Fixing the Tax Code With Mao's 'Little Red Book'

     If you want to read between the lines for politicians, it helps if you know what book they’re reading. In the case of liberal would-be tax fixer Ron Wyden (D-Ore.), it appears to be Mao’s “Little Red Book.”


     Wyden, according to the July 24 Washington Post, “has made it his mission to force Congress to rewrite the entire tax code.” Wyden’s plan isn’t particularly new – it’s another left-wing attempt at soaking the rich. According to the Post, “Wyden’s Fair Flat Tax Act would lower taxes for millions of middle-income families, in part by raising taxes on some corporations and also on wealthy people with significant investment income.”


     Post writer Jeffrey H. Birnbaum did his best to put a positive spin on the traditional liberal game, but he did enlighten readers about the origin of the plan through this Wyden quote: “This is the beginning of the long march.”


     History buffs will recall that the term “long march” dates to 1934 and refers to the massive retreat by Communist forces in China led by Mao Zedong. According to a July 1, 2005, New York Times story, 80,000 Communist fighters fled the Nationalist forces and “One year and 5,000 miles later, after countless acts of extraordinary courage along the way, the 6,000 survivors of the Long March, led by Mao Zedong, limped into this dusty town in the arid yellow hills of northern Shaanxi Province.”


     The event became part of the Mao myth as he went on remake China and murder tens of millions of Chinese as part of his “Cultural Revolution.”


     The Post column, entitled “Oregon Senator Wants to Take On the Burden of Fixing the Tax Code,” didn’t mention that. It didn’t even take issue with a liberal senator (2005 Americans for Democratic Action rating of 95) trying to co-opt both conservative tax-fixing plans – the FairTax and flat tax by using both in the name of his own bill.

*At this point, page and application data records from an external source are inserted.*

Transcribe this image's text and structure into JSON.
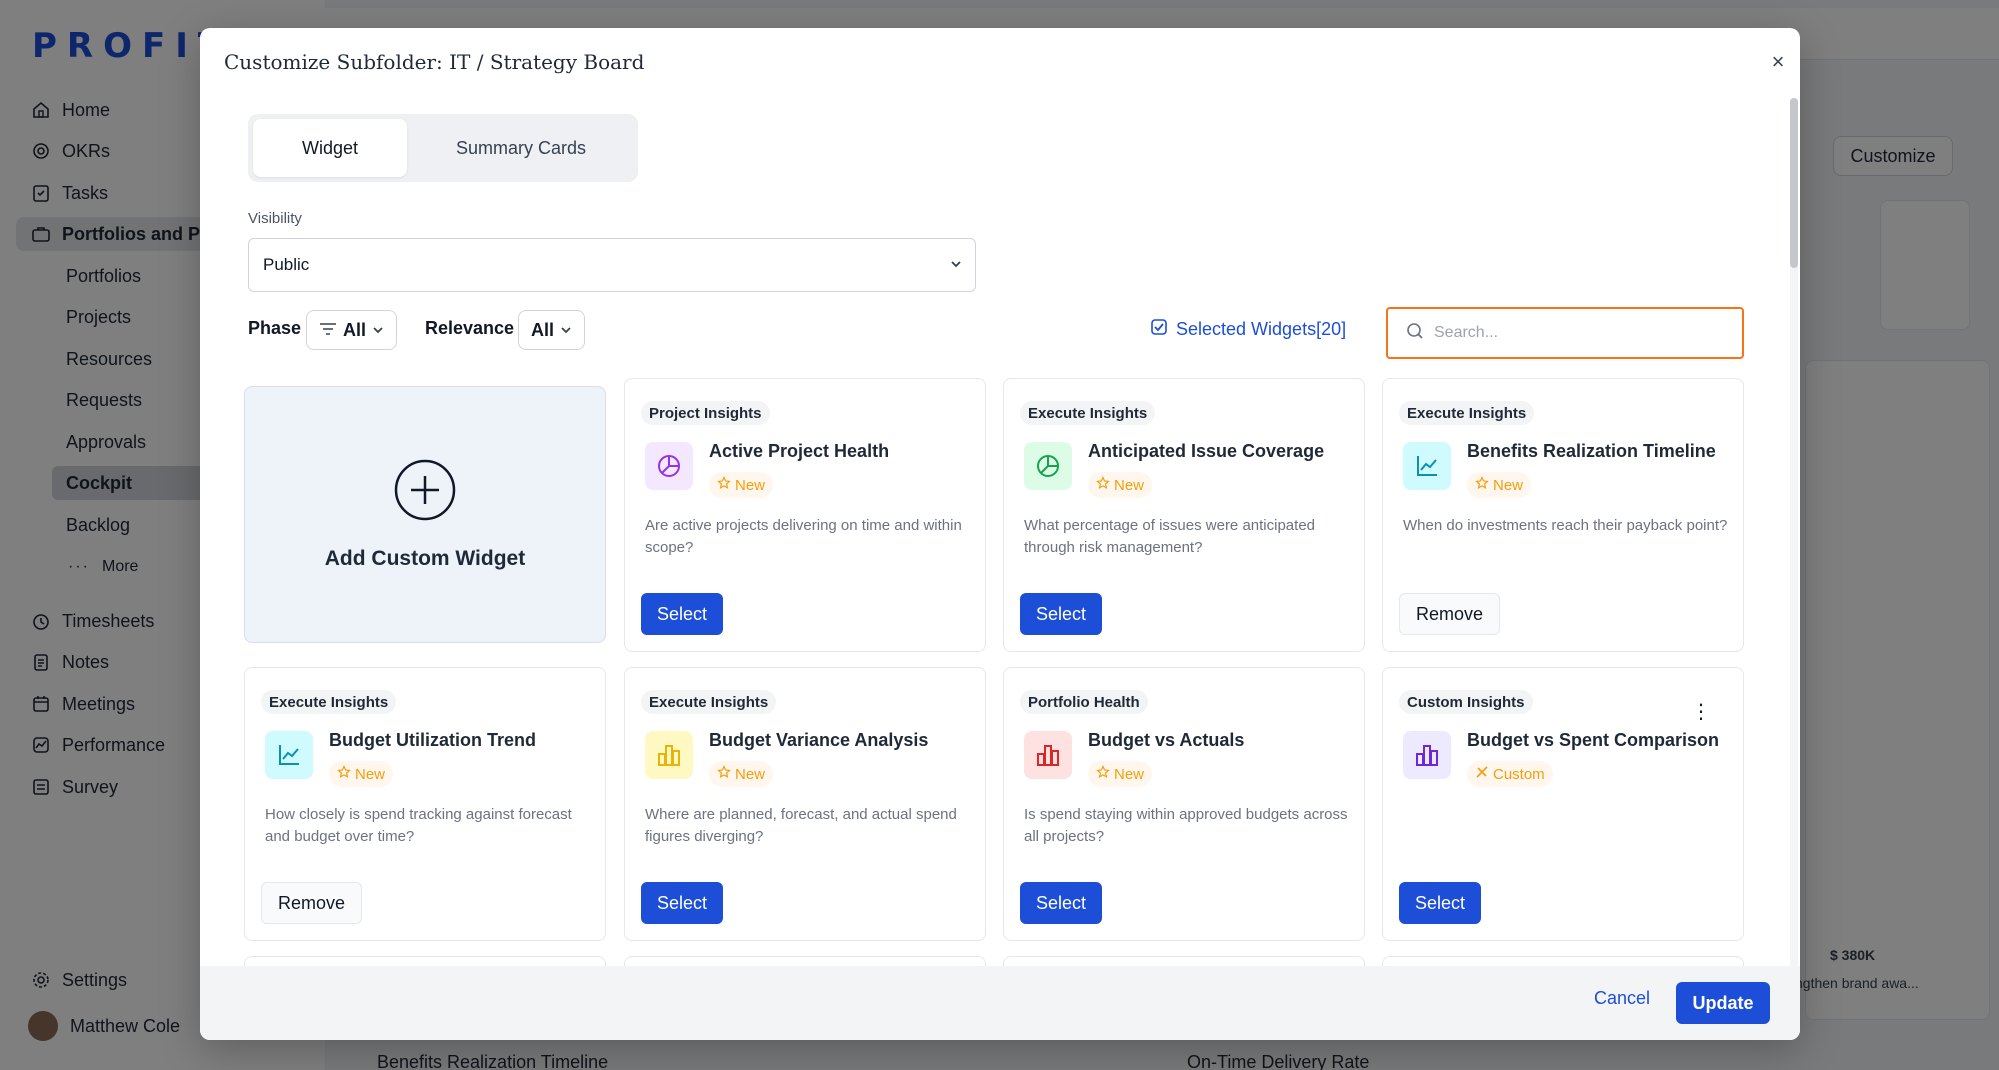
{
  "app": {
    "logo": "PROFIT",
    "nav": [
      {
        "label": "Home",
        "icon": "home-icon"
      },
      {
        "label": "OKRs",
        "icon": "target-icon"
      },
      {
        "label": "Tasks",
        "icon": "tasks-icon"
      },
      {
        "label": "Portfolios and Pr",
        "icon": "folder-icon"
      }
    ],
    "subnav": [
      "Portfolios",
      "Projects",
      "Resources",
      "Requests",
      "Approvals",
      "Cockpit",
      "Backlog"
    ],
    "more": "More",
    "nav2": [
      {
        "label": "Timesheets",
        "icon": "clock-icon"
      },
      {
        "label": "Notes",
        "icon": "notes-icon"
      },
      {
        "label": "Meetings",
        "icon": "calendar-icon"
      },
      {
        "label": "Performance",
        "icon": "performance-icon"
      },
      {
        "label": "Survey",
        "icon": "survey-icon"
      }
    ],
    "settings": "Settings",
    "user": "Matthew Cole",
    "customize": "Customize",
    "bg_value": "$ 380K",
    "bg_caption": "ngthen brand awa...",
    "bg_bottom_left": "Benefits Realization Timeline",
    "bg_bottom_right": "On-Time Delivery Rate"
  },
  "modal": {
    "title": "Customize Subfolder: IT / Strategy Board",
    "close": "×",
    "tabs": [
      "Widget",
      "Summary Cards"
    ],
    "visibility_label": "Visibility",
    "visibility_value": "Public",
    "phase_label": "Phase",
    "phase_value": "All",
    "relevance_label": "Relevance",
    "relevance_value": "All",
    "selected_widgets": "Selected Widgets[20]",
    "search_placeholder": "Search...",
    "add_custom": "Add Custom Widget",
    "cancel": "Cancel",
    "update": "Update"
  },
  "widgets": [
    {
      "category": "Project Insights",
      "title": "Active Project Health",
      "badge": "New",
      "desc": "Are active projects delivering on time and within scope?",
      "action": "Select",
      "icon": "pie-chart-icon",
      "color": "#9333ea",
      "bg": "#f3e8ff"
    },
    {
      "category": "Execute Insights",
      "title": "Anticipated Issue Coverage",
      "badge": "New",
      "desc": "What percentage of issues were anticipated through risk management?",
      "action": "Select",
      "icon": "pie-chart-icon",
      "color": "#16a34a",
      "bg": "#dcfce7"
    },
    {
      "category": "Execute Insights",
      "title": "Benefits Realization Timeline",
      "badge": "New",
      "desc": "When do investments reach their payback point?",
      "action": "Remove",
      "icon": "line-chart-icon",
      "color": "#0891b2",
      "bg": "#cffafe"
    },
    {
      "category": "Execute Insights",
      "title": "Budget Utilization Trend",
      "badge": "New",
      "desc": "How closely is spend tracking against forecast and budget over time?",
      "action": "Remove",
      "icon": "line-chart-icon",
      "color": "#0891b2",
      "bg": "#cffafe"
    },
    {
      "category": "Execute Insights",
      "title": "Budget Variance Analysis",
      "badge": "New",
      "desc": "Where are planned, forecast, and actual spend figures diverging?",
      "action": "Select",
      "icon": "bar-chart-icon",
      "color": "#eab308",
      "bg": "#fef9c3"
    },
    {
      "category": "Portfolio Health",
      "title": "Budget vs Actuals",
      "badge": "New",
      "desc": "Is spend staying within approved budgets across all projects?",
      "action": "Select",
      "icon": "bar-chart-icon",
      "color": "#dc2626",
      "bg": "#fee2e2"
    },
    {
      "category": "Custom Insights",
      "title": "Budget vs Spent Comparison",
      "badge": "Custom",
      "desc": "",
      "action": "Select",
      "icon": "bar-chart-icon",
      "color": "#6d28d9",
      "bg": "#ede9fe"
    }
  ]
}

     Instead, Birnbaum depicted the tax battle as one between Wyden and “lobbyists, especially corporate lobbyists.” According to the Post, Wyden said “It’s past time, ‘to take on the special interests.’” Apparently, he didn’t cite Mao’s solution for dealing with opponents.